## TASK
Report every line below that holds the word "Puissance".

## Web page and app entries
-=-=-

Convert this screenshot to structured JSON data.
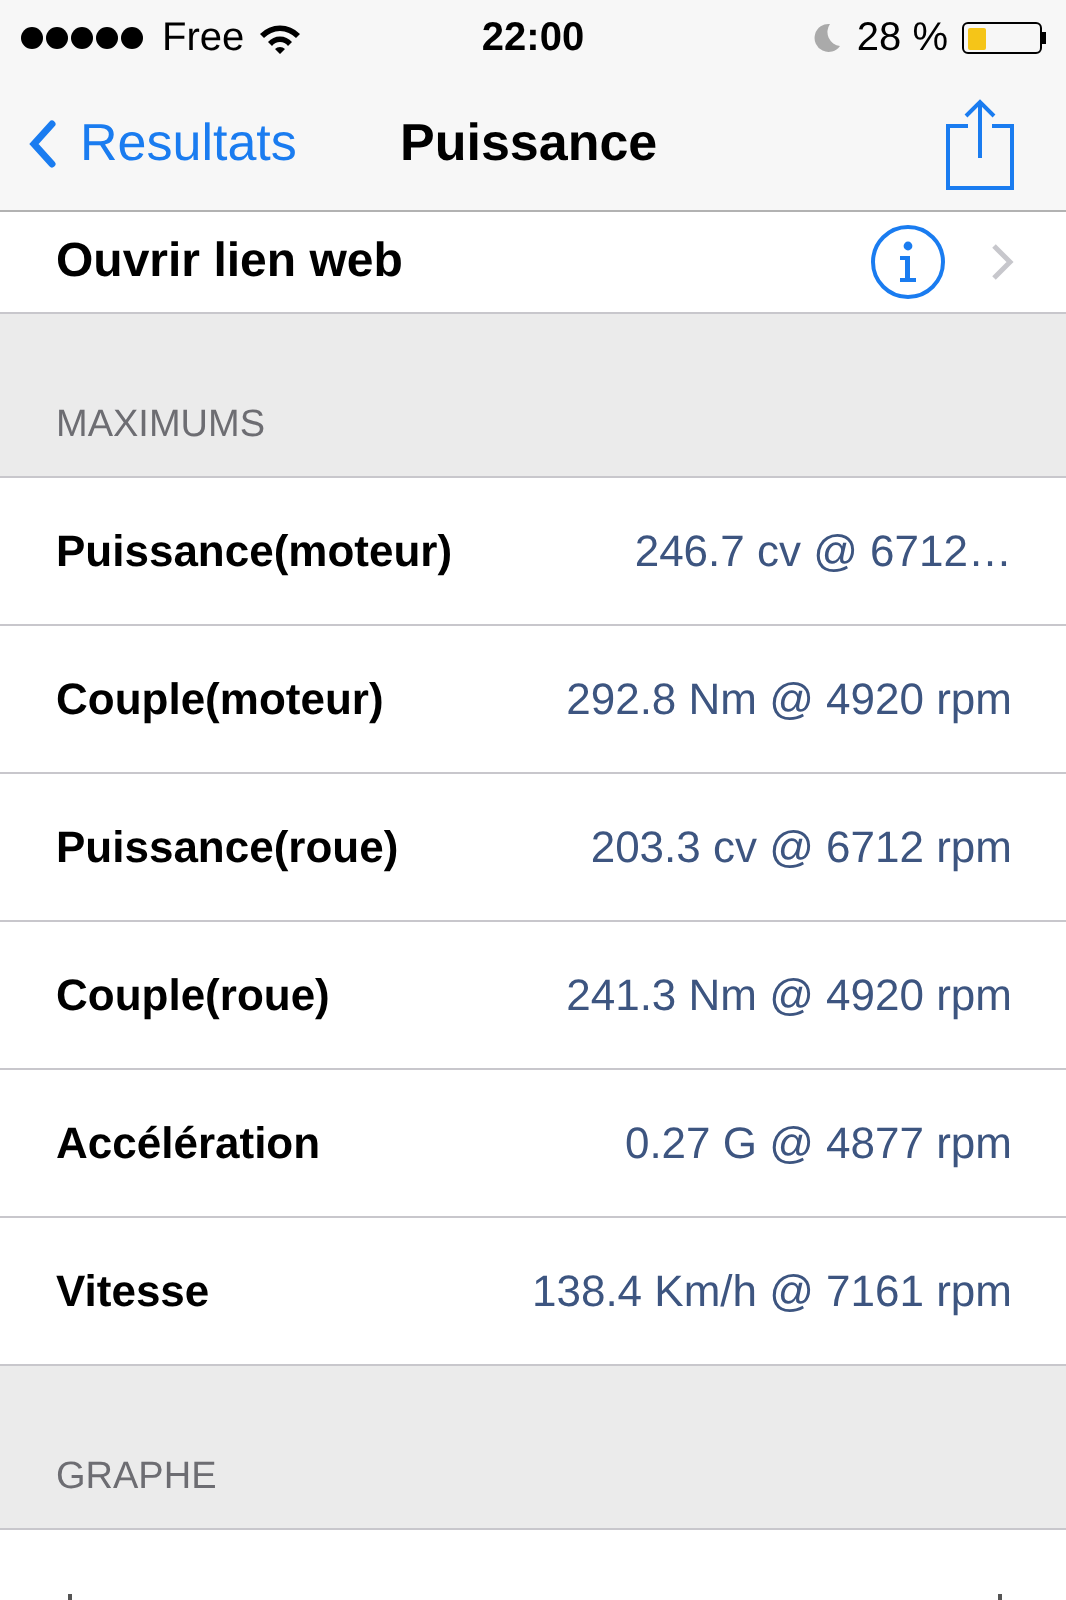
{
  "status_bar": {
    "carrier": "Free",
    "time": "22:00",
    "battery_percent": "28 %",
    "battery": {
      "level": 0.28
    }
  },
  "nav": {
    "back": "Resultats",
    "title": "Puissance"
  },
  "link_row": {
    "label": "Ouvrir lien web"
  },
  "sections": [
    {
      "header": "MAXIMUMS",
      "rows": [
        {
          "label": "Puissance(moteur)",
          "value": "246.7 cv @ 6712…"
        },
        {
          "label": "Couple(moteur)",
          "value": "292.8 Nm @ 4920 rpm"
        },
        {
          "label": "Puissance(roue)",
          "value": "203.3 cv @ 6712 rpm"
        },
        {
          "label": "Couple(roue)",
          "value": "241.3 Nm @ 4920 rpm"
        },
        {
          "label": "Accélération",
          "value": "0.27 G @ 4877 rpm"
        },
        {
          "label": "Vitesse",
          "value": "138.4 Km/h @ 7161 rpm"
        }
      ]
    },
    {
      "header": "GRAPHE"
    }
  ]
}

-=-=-

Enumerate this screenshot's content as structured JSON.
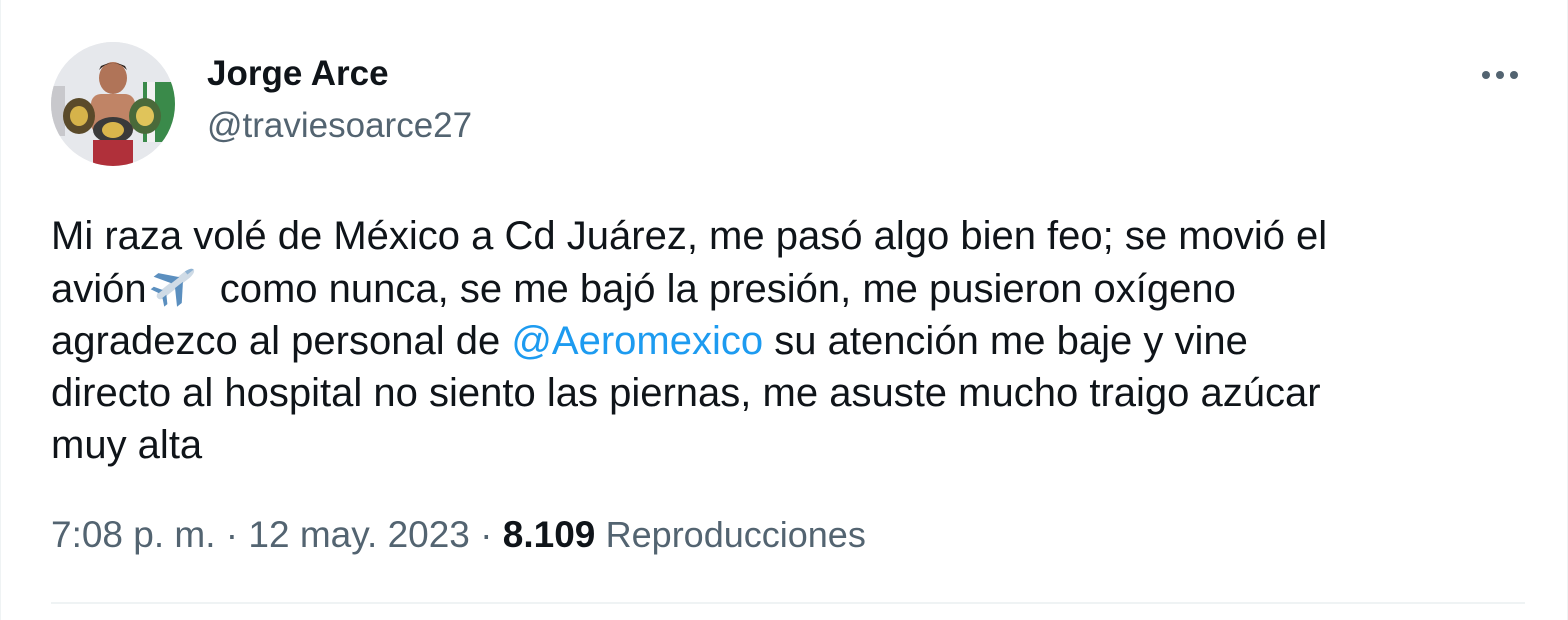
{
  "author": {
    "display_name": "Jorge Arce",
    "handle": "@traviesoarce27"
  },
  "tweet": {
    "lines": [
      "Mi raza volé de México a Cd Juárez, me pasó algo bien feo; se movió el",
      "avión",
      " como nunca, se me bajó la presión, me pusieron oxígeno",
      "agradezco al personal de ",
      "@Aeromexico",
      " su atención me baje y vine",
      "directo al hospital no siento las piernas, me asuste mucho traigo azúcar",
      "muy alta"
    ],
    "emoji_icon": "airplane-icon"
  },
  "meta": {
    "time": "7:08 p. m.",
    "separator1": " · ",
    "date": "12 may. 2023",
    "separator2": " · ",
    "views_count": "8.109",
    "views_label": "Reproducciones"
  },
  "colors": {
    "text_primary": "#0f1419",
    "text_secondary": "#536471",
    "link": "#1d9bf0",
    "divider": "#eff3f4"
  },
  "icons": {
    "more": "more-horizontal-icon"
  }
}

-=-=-

## COMPLETED TASK
    "title": "Puissance"
          "label": "Puissance(moteur)",
          "label": "Puissance(roue)",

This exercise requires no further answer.